[Work instructions] Examine each line of the data. Copy the line if it includes the word "name".

[Information shown]
^^^^

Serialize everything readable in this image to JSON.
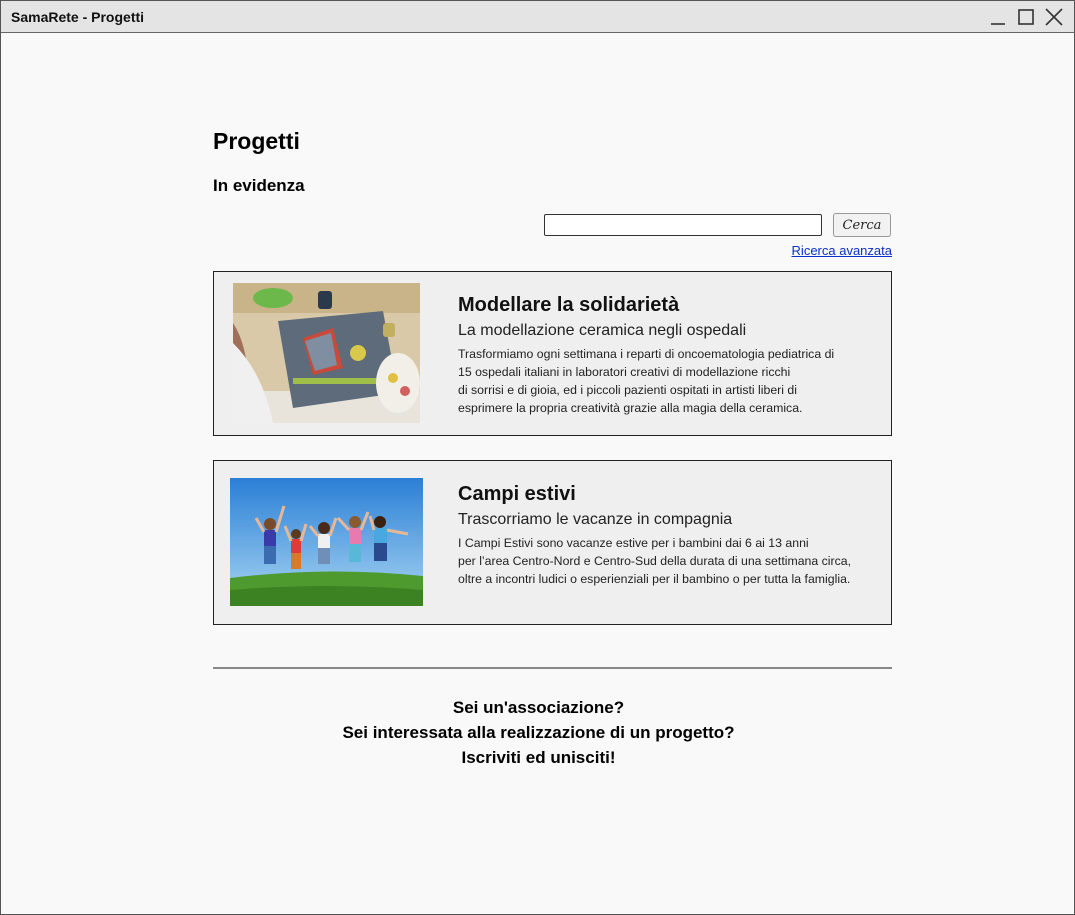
{
  "window": {
    "title": "SamaRete - Progetti"
  },
  "page": {
    "title": "Progetti",
    "subtitle": "In evidenza"
  },
  "search": {
    "placeholder": "",
    "value": "",
    "button_label": "Cerca",
    "advanced_link": "Ricerca avanzata"
  },
  "projects": [
    {
      "title": "Modellare la solidarietà",
      "subtitle": "La modellazione ceramica negli ospedali",
      "description": [
        "Trasformiamo ogni settimana i reparti di oncoematologia pediatrica di",
        "15 ospedali italiani in laboratori creativi di modellazione ricchi",
        "di sorrisi e di gioia, ed i piccoli pazienti ospitati in artisti liberi di",
        "esprimere la propria creatività grazie alla magia della ceramica."
      ],
      "image": "ceramic-workshop-photo"
    },
    {
      "title": "Campi estivi",
      "subtitle": "Trascorriamo le vacanze in compagnia",
      "description": [
        "I Campi Estivi sono vacanze estive per i bambini dai 6 ai 13 anni",
        "per l’area Centro-Nord e Centro-Sud della durata di una settimana circa,",
        "oltre a incontri ludici o esperienziali per il bambino o per tutta la famiglia."
      ],
      "image": "children-jumping-photo"
    }
  ],
  "cta": {
    "line1": "Sei un'associazione?",
    "line2": "Sei interessata alla realizzazione di un progetto?",
    "line3": "Iscriviti ed unisciti!"
  },
  "icons": {
    "minimize": "minimize-icon",
    "maximize": "maximize-icon",
    "close": "close-icon"
  }
}
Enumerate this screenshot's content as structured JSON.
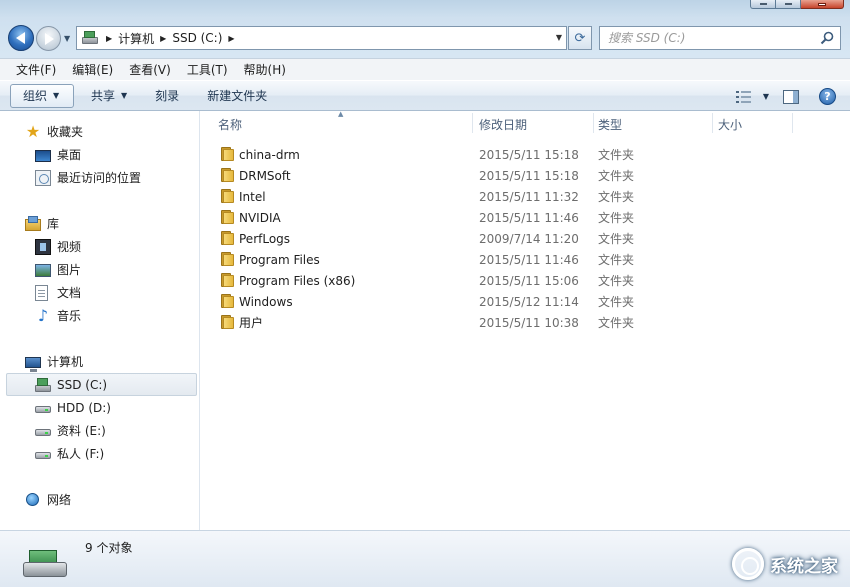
{
  "window": {
    "address": {
      "crumbs": [
        "计算机",
        "SSD (C:)"
      ]
    },
    "search": {
      "placeholder": "搜索 SSD (C:)"
    }
  },
  "menubar": [
    {
      "label": "文件(F)"
    },
    {
      "label": "编辑(E)"
    },
    {
      "label": "查看(V)"
    },
    {
      "label": "工具(T)"
    },
    {
      "label": "帮助(H)"
    }
  ],
  "toolbar": {
    "organize": "组织",
    "share": "共享",
    "burn": "刻录",
    "new_folder": "新建文件夹"
  },
  "columns": {
    "name": "名称",
    "modified": "修改日期",
    "type": "类型",
    "size": "大小"
  },
  "nav": {
    "favorites": {
      "label": "收藏夹",
      "items": [
        "桌面",
        "最近访问的位置"
      ]
    },
    "libraries": {
      "label": "库",
      "items": [
        "视频",
        "图片",
        "文档",
        "音乐"
      ]
    },
    "computer": {
      "label": "计算机",
      "items": [
        "SSD (C:)",
        "HDD (D:)",
        "资料 (E:)",
        "私人 (F:)"
      ]
    },
    "network": {
      "label": "网络"
    }
  },
  "files": [
    {
      "name": "china-drm",
      "date": "2015/5/11 15:18",
      "type": "文件夹"
    },
    {
      "name": "DRMSoft",
      "date": "2015/5/11 15:18",
      "type": "文件夹"
    },
    {
      "name": "Intel",
      "date": "2015/5/11 11:32",
      "type": "文件夹"
    },
    {
      "name": "NVIDIA",
      "date": "2015/5/11 11:46",
      "type": "文件夹"
    },
    {
      "name": "PerfLogs",
      "date": "2009/7/14 11:20",
      "type": "文件夹"
    },
    {
      "name": "Program Files",
      "date": "2015/5/11 11:46",
      "type": "文件夹"
    },
    {
      "name": "Program Files (x86)",
      "date": "2015/5/11 15:06",
      "type": "文件夹"
    },
    {
      "name": "Windows",
      "date": "2015/5/12 11:14",
      "type": "文件夹"
    },
    {
      "name": "用户",
      "date": "2015/5/11 10:38",
      "type": "文件夹"
    }
  ],
  "status": {
    "count": "9 个对象"
  },
  "watermark": {
    "text": "系统之家"
  },
  "colors": {
    "accent": "#2f6fbd",
    "folder": "#e6b83c"
  }
}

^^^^

[Response to the exercise]
    "name": "名称",
      "name": "china-drm",
      "name": "DRMSoft",
      "name": "Intel",
      "name": "NVIDIA",
      "name": "PerfLogs",
      "name": "Program Files",
      "name": "Program Files (x86)",
      "name": "Windows",
      "name": "用户",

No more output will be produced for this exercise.